Task requirements -> Please show every line from the entries that carries the word "content".

Data ->
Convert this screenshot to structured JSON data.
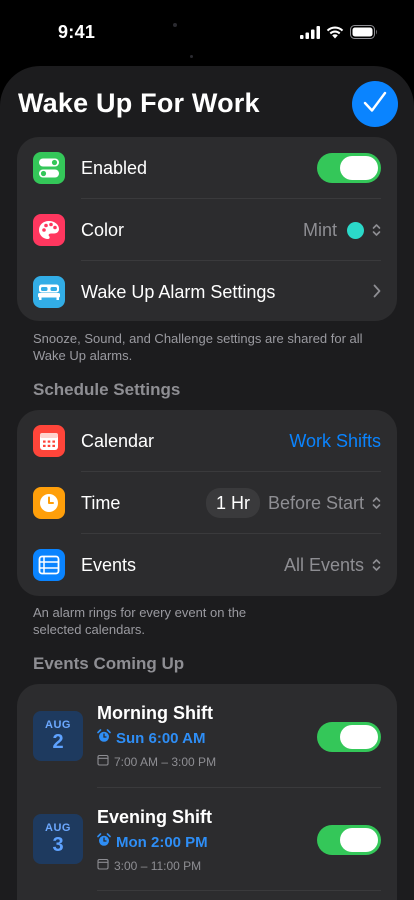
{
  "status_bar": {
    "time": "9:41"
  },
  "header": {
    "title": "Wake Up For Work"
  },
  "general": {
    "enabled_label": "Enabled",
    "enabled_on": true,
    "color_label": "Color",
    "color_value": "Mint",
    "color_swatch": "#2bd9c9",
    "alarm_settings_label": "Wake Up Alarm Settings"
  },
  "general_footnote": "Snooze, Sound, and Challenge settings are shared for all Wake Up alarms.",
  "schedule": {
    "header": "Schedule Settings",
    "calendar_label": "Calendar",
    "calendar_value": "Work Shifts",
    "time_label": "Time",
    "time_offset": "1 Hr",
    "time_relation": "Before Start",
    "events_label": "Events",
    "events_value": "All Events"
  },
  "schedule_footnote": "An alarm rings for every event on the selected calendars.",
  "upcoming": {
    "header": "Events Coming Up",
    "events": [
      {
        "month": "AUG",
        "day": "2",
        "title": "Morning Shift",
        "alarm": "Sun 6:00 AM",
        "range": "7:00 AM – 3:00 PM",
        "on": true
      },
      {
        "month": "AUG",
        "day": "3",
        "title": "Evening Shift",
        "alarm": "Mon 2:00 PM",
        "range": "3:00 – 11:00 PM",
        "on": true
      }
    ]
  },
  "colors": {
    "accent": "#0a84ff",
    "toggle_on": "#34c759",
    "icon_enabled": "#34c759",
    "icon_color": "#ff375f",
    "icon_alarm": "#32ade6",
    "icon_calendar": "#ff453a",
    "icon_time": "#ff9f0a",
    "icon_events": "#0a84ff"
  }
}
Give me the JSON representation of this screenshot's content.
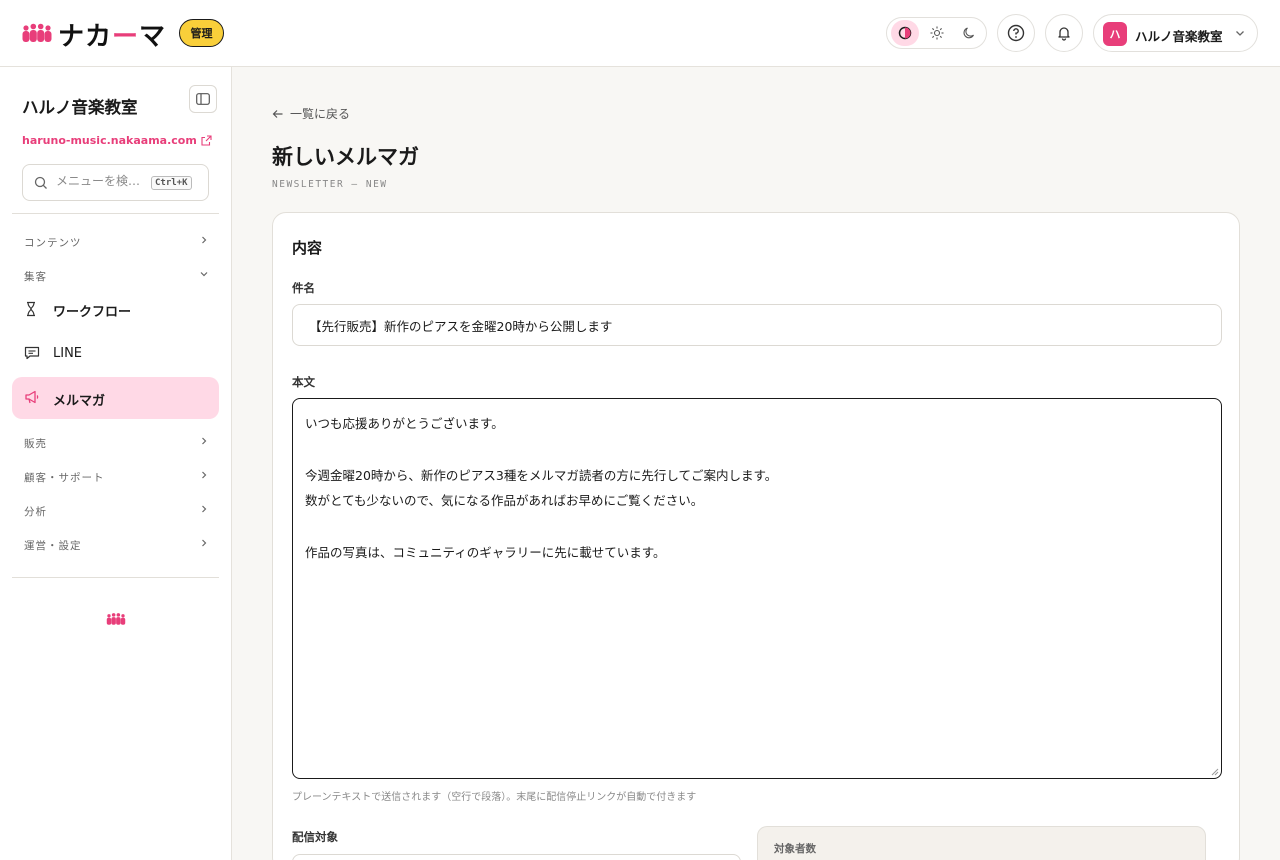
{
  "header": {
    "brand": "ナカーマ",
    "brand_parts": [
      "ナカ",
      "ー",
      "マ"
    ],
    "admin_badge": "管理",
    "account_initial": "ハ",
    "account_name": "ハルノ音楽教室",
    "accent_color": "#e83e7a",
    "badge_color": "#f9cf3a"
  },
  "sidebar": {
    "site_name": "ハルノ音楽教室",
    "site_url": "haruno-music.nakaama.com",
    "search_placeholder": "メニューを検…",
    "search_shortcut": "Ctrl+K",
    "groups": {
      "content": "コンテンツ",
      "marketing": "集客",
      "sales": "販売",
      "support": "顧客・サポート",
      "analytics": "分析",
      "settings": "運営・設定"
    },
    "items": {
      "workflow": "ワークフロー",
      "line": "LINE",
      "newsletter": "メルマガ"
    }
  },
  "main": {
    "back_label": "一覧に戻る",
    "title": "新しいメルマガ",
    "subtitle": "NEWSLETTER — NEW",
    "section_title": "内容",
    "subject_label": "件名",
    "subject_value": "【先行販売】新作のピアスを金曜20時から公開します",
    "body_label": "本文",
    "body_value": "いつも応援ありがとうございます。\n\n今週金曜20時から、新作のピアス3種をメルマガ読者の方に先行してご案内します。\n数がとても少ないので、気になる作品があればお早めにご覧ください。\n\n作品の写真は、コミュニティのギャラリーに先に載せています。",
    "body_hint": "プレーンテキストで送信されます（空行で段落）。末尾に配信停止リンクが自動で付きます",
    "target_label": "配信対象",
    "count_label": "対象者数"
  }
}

Result for this task ->
Give me the JSON representation of this screenshot's content.
      "content": "コンテンツ",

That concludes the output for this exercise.